== YOUR INSTRUCTIONS ==
If a line of the listing contains the string "structured", return that line.

== DATA PROVIDED ==
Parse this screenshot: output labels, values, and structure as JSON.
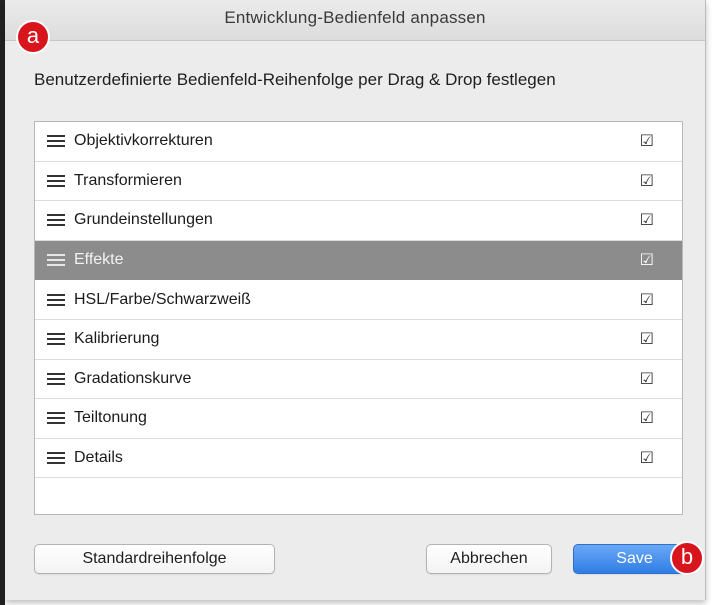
{
  "window": {
    "title": "Entwicklung-Bedienfeld anpassen"
  },
  "instructions": "Benutzerdefinierte Bedienfeld-Reihenfolge per Drag & Drop festlegen",
  "panels": [
    {
      "label": "Objektivkorrekturen",
      "checked": true,
      "selected": false
    },
    {
      "label": "Transformieren",
      "checked": true,
      "selected": false
    },
    {
      "label": "Grundeinstellungen",
      "checked": true,
      "selected": false
    },
    {
      "label": "Effekte",
      "checked": true,
      "selected": true
    },
    {
      "label": "HSL/Farbe/Schwarzweiß",
      "checked": true,
      "selected": false
    },
    {
      "label": "Kalibrierung",
      "checked": true,
      "selected": false
    },
    {
      "label": "Gradationskurve",
      "checked": true,
      "selected": false
    },
    {
      "label": "Teiltonung",
      "checked": true,
      "selected": false
    },
    {
      "label": "Details",
      "checked": true,
      "selected": false
    }
  ],
  "buttons": {
    "default_order": "Standardreihenfolge",
    "cancel": "Abbrechen",
    "save": "Save"
  },
  "callouts": {
    "a": "a",
    "b": "b"
  },
  "icons": {
    "drag_handle": "drag-handle-icon",
    "checkbox": "checkbox-checked-icon"
  },
  "colors": {
    "selected_row": "#8c8c8c",
    "save_button": "#2f7ee6",
    "callout_badge": "#d8151c"
  }
}
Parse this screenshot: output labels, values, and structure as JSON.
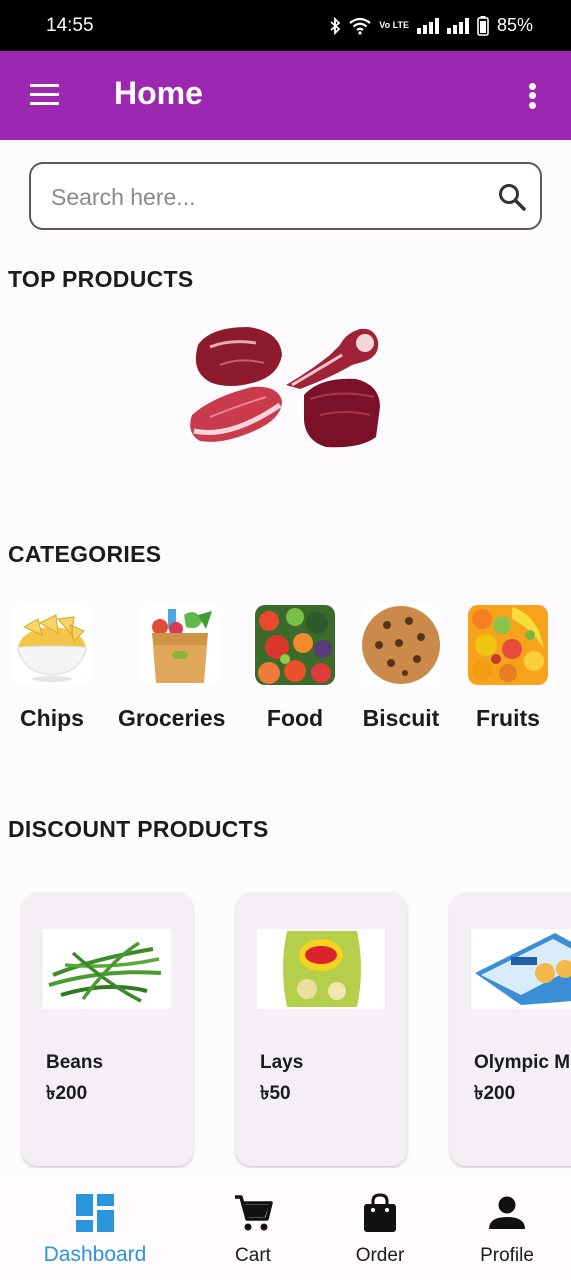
{
  "status_bar": {
    "time": "14:55",
    "battery": "85%",
    "network_label": "Vo LTE"
  },
  "app_bar": {
    "title": "Home",
    "menu_icon": "hamburger-menu-icon",
    "more_icon": "more-vertical-icon"
  },
  "search": {
    "placeholder": "Search here...",
    "value": ""
  },
  "sections": {
    "top_products": "TOP PRODUCTS",
    "categories": "CATEGORIES",
    "discount_products": "DISCOUNT PRODUCTS"
  },
  "categories": [
    {
      "label": "Chips"
    },
    {
      "label": "Groceries"
    },
    {
      "label": "Food"
    },
    {
      "label": "Biscuit"
    },
    {
      "label": "Fruits"
    }
  ],
  "products": [
    {
      "name": "Beans",
      "price": "৳200"
    },
    {
      "name": "Lays",
      "price": "৳50"
    },
    {
      "name": "Olympic Mi",
      "price": "৳200"
    }
  ],
  "bottom_nav": [
    {
      "label": "Dashboard",
      "icon": "dashboard-icon",
      "active": true
    },
    {
      "label": "Cart",
      "icon": "cart-icon"
    },
    {
      "label": "Order",
      "icon": "shopping-bag-icon"
    },
    {
      "label": "Profile",
      "icon": "person-icon"
    }
  ],
  "colors": {
    "app_bar": "#9c27b0",
    "active_nav": "#2a95dc",
    "card_bg": "#f4eff5"
  }
}
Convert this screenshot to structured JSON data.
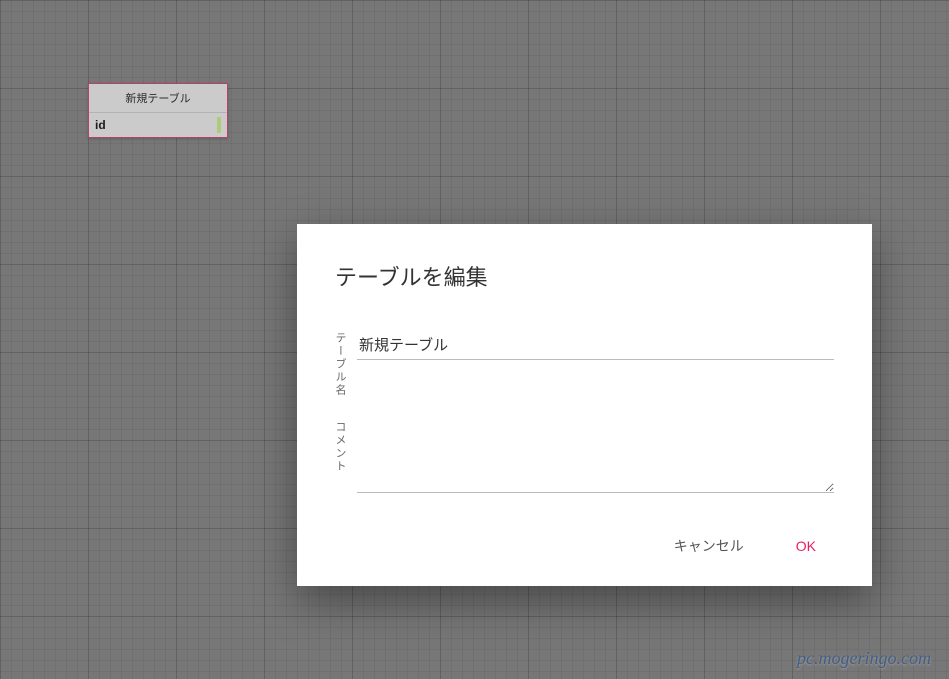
{
  "canvas": {
    "table": {
      "title": "新規テーブル",
      "columns": [
        {
          "name": "id"
        }
      ]
    }
  },
  "dialog": {
    "title": "テーブルを編集",
    "fields": {
      "table_name": {
        "label": "テーブル名",
        "value": "新規テーブル"
      },
      "comment": {
        "label": "コメント",
        "value": ""
      }
    },
    "actions": {
      "cancel": "キャンセル",
      "ok": "OK"
    }
  },
  "watermark": "pc.mogeringo.com"
}
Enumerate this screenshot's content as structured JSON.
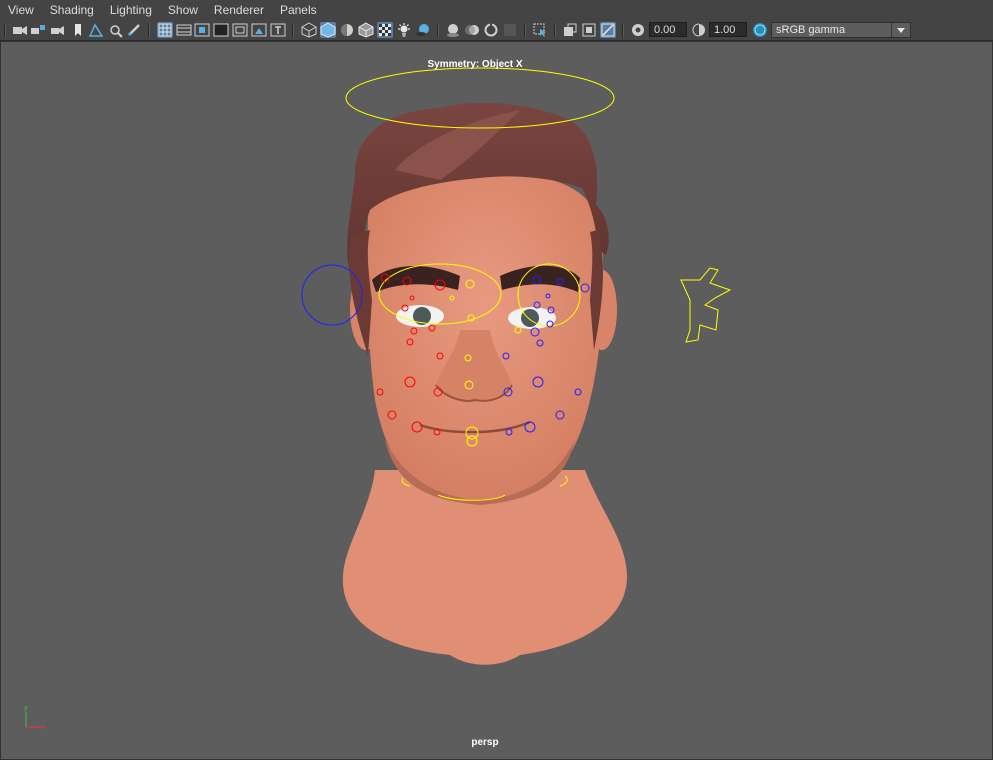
{
  "menu": [
    "View",
    "Shading",
    "Lighting",
    "Show",
    "Renderer",
    "Panels"
  ],
  "toolbar": {
    "exposure_value": "0.00",
    "gamma_value": "1.00",
    "color_space": "sRGB gamma"
  },
  "viewport": {
    "symmetry_label": "Symmetry: Object X",
    "camera_label": "persp"
  },
  "colors": {
    "background": "#5d5d5d",
    "skin": "#e08f74",
    "hair": "#6e3c36",
    "control_left": "#ff0000",
    "control_right": "#2020ff",
    "control_center": "#ffff00"
  }
}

== EXERCISE ANSWER ==
Convert this screenshot to structured JSON data.
Enumerate this screenshot's content as structured JSON.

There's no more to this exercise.